**WORK ORDER**
All of the data must be returned word for word.

-- DATASET RECORDS follows --

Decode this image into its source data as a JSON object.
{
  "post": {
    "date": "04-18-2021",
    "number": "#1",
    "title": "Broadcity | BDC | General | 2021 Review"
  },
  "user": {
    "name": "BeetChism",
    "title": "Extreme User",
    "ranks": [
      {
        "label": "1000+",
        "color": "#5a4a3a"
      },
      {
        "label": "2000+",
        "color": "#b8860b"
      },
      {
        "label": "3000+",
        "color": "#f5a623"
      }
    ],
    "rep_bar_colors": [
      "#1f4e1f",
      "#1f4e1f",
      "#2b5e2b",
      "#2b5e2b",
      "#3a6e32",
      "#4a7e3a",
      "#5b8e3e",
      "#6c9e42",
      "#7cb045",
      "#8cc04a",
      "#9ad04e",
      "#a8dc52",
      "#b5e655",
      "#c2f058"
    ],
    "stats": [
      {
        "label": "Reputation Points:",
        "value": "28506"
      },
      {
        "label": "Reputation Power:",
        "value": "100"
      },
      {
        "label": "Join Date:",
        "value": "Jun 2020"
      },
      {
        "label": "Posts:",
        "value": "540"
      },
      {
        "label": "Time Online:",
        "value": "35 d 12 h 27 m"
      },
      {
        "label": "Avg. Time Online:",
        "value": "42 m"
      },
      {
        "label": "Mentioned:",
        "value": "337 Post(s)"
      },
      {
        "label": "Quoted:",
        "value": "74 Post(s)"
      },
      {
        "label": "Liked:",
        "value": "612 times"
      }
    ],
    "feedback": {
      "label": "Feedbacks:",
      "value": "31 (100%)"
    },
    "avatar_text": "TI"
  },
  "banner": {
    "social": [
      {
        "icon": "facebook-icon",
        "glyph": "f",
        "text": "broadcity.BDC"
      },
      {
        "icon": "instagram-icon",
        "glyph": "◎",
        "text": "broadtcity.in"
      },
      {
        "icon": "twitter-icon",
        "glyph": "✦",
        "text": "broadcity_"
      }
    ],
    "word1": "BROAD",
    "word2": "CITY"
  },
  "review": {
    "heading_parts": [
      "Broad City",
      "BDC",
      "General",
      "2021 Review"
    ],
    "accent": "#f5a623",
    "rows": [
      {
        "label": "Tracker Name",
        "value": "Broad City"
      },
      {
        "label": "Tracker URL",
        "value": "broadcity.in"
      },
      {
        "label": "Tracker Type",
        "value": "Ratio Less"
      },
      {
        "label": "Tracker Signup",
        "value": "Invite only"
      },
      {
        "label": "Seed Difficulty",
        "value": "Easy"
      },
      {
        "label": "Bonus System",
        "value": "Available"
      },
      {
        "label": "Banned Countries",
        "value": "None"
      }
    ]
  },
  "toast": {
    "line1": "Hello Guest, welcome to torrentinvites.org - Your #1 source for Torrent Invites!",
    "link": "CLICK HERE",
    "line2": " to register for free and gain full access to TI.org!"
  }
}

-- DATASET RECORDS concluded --

**SOLUTION**
Decode this image into its source data as a JSON object.
{
  "post": {
    "date": "04-18-2021",
    "number": "#1",
    "title": "Broadcity | BDC | General | 2021 Review"
  },
  "user": {
    "name": "BeetChism",
    "title": "Extreme User",
    "ranks": [
      {
        "label": "1000+",
        "color": "#5a4a3a"
      },
      {
        "label": "2000+",
        "color": "#b8860b"
      },
      {
        "label": "3000+",
        "color": "#f5a623"
      }
    ],
    "rep_bar_colors": [
      "#1f4e1f",
      "#1f4e1f",
      "#2b5e2b",
      "#2b5e2b",
      "#3a6e32",
      "#4a7e3a",
      "#5b8e3e",
      "#6c9e42",
      "#7cb045",
      "#8cc04a",
      "#9ad04e",
      "#a8dc52",
      "#b5e655",
      "#c2f058"
    ],
    "stats": [
      {
        "label": "Reputation Points:",
        "value": "28506"
      },
      {
        "label": "Reputation Power:",
        "value": "100"
      },
      {
        "label": "Join Date:",
        "value": "Jun 2020"
      },
      {
        "label": "Posts:",
        "value": "540"
      },
      {
        "label": "Time Online:",
        "value": "35 d 12 h 27 m"
      },
      {
        "label": "Avg. Time Online:",
        "value": "42 m"
      },
      {
        "label": "Mentioned:",
        "value": "337 Post(s)"
      },
      {
        "label": "Quoted:",
        "value": "74 Post(s)"
      },
      {
        "label": "Liked:",
        "value": "612 times"
      }
    ],
    "feedback": {
      "label": "Feedbacks:",
      "value": "31 (100%)"
    },
    "avatar_text": "TI"
  },
  "banner": {
    "social": [
      {
        "icon": "facebook-icon",
        "glyph": "f",
        "text": "broadcity.BDC"
      },
      {
        "icon": "instagram-icon",
        "glyph": "◎",
        "text": "broadtcity.in"
      },
      {
        "icon": "twitter-icon",
        "glyph": "✦",
        "text": "broadcity_"
      }
    ],
    "word1": "BROAD",
    "word2": "CITY"
  },
  "review": {
    "heading_parts": [
      "Broad City",
      "BDC",
      "General",
      "2021 Review"
    ],
    "accent": "#f5a623",
    "rows": [
      {
        "label": "Tracker Name",
        "value": "Broad City"
      },
      {
        "label": "Tracker URL",
        "value": "broadcity.in"
      },
      {
        "label": "Tracker Type",
        "value": "Ratio Less"
      },
      {
        "label": "Tracker Signup",
        "value": "Invite only"
      },
      {
        "label": "Seed Difficulty",
        "value": "Easy"
      },
      {
        "label": "Bonus System",
        "value": "Available"
      },
      {
        "label": "Banned Countries",
        "value": "None"
      }
    ]
  },
  "toast": {
    "line1": "Hello Guest, welcome to torrentinvites.org - Your #1 source for Torrent Invites!",
    "link": "CLICK HERE",
    "line2": " to register for free and gain full access to TI.org!"
  }
}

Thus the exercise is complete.